I recommend that you use the following outline to help you structure your essay. There is no need for a long introduction or conclusion. You can simply start by stating succinctly what specific topic you’ll be addressing, and your conclusion can simply be the end of the analysis you offer under roman numeral IV.
- Claim/Argument from Text:Select a specific claim or argument from one of our readings and explain its meaning in your own words. If you can interpret the author as giving an argument for that claim (either implicitly or explicitly), explain that argument in your own words. If the author gives no apparent argument, just explain your interpretation of the claim and either present your own argument in favor of it, or just proceed to the next step.

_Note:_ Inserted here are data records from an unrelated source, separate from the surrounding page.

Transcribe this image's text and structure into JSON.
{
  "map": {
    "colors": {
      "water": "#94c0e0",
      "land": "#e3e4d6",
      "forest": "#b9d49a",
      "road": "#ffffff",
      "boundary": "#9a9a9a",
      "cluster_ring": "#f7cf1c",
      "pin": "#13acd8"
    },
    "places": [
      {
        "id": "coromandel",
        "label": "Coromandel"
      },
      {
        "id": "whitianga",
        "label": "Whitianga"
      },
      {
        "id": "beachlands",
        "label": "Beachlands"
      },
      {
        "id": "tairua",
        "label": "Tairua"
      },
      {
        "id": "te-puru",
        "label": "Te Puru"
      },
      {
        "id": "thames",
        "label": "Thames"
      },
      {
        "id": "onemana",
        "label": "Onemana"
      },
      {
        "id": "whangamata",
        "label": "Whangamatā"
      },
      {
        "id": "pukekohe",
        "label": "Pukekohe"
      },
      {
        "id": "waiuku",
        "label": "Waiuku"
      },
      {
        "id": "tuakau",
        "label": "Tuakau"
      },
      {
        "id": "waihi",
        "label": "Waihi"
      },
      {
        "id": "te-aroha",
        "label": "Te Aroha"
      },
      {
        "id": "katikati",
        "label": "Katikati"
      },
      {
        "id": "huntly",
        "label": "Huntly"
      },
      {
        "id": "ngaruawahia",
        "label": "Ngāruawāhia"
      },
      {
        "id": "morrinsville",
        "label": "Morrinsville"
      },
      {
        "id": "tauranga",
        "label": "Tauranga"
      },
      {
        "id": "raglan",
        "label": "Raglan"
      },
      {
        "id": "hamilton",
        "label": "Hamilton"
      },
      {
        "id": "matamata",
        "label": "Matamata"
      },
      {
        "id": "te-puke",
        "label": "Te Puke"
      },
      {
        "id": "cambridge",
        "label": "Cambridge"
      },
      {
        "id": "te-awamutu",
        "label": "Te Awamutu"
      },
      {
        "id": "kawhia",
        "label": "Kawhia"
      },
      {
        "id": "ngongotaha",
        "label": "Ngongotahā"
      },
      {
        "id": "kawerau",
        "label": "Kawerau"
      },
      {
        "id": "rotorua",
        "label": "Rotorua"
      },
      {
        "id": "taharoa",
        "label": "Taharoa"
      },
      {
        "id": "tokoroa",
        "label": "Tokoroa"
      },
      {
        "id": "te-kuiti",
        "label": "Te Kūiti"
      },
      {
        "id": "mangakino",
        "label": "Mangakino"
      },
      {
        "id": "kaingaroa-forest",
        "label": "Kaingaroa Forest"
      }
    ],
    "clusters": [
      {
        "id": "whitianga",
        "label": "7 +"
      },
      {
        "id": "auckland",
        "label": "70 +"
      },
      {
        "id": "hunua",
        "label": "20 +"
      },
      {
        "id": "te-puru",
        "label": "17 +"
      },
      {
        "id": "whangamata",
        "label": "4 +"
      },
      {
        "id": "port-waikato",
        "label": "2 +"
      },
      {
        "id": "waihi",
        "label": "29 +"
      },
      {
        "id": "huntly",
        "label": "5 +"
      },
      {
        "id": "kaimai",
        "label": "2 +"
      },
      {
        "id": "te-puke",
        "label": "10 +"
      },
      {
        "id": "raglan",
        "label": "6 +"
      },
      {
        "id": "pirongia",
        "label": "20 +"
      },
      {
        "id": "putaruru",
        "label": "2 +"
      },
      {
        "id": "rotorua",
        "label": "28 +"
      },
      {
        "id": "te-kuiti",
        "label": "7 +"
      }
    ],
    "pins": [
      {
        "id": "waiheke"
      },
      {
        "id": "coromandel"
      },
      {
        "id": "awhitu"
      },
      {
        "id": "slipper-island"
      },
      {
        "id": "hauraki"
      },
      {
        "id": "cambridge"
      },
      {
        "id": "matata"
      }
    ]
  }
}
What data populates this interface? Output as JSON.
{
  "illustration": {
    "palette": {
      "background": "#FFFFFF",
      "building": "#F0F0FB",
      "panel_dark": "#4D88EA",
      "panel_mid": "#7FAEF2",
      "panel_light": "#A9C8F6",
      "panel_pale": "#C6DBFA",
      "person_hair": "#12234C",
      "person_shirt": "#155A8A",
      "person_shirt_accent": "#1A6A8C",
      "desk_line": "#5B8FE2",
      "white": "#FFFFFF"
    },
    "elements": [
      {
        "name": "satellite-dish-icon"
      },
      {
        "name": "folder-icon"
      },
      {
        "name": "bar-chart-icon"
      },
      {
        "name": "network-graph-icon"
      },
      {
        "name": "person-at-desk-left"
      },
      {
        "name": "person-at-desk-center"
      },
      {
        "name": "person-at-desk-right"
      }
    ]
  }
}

- Objection to Initial Claim / Argument:Present a challenge to the original claim or argument. If you interpreted the author as providing an argument, make sure to address the specifics of that argument (e.g. Is one of the premises false or doubtful? Do the premises fail to support the conclusion?). Either way, be sure to offer your own argument for why your reader should doubt the original claim or argument. You donâ€™t have to necessarily disagree with the author, but you have to imagine what an objector would say to the author. Your goal here is to have a dialogue with the author using peer reviewed articles to integrate in the discussion. Imagine you are at lunch with all of the authors of the essays you found (researched peer reviewed articles from the library) and the author from the textbook that you want to write about is there too. What would each person be saying at lunch? They would be asserting their beliefs with evidence all on the same topic. And then you have to assert your own claim that has not yet been stated by the author or peer reviewed authors. So, you are posing something original. The arguments you should be equally weighted. Do not omit views that disagree with your position.
III. Response to Objection: Now present a response to the raised objection, explaining how the original author (or someone else sympathetic to his or her claim) might respond to the objection that you’ve raised.
- Your Own Assessment:Finally, you should conclude with your own assessment of the original argument or claim in light of the objection and response you have presented. There is no wrong answer here, but the key is to support whatever you say in a way that is responsive to the arguments you’ve considered in your essay. Do you think the response to the objection was successful or not? If so, is there some further objection that cause us to reject the original claim or argument? Is there some other reason to believe the original claim, even if the initial argument doesn’t succeed? Is there some specific unresolved issue that makes it hard to decide whether we should accept the original claim or argument?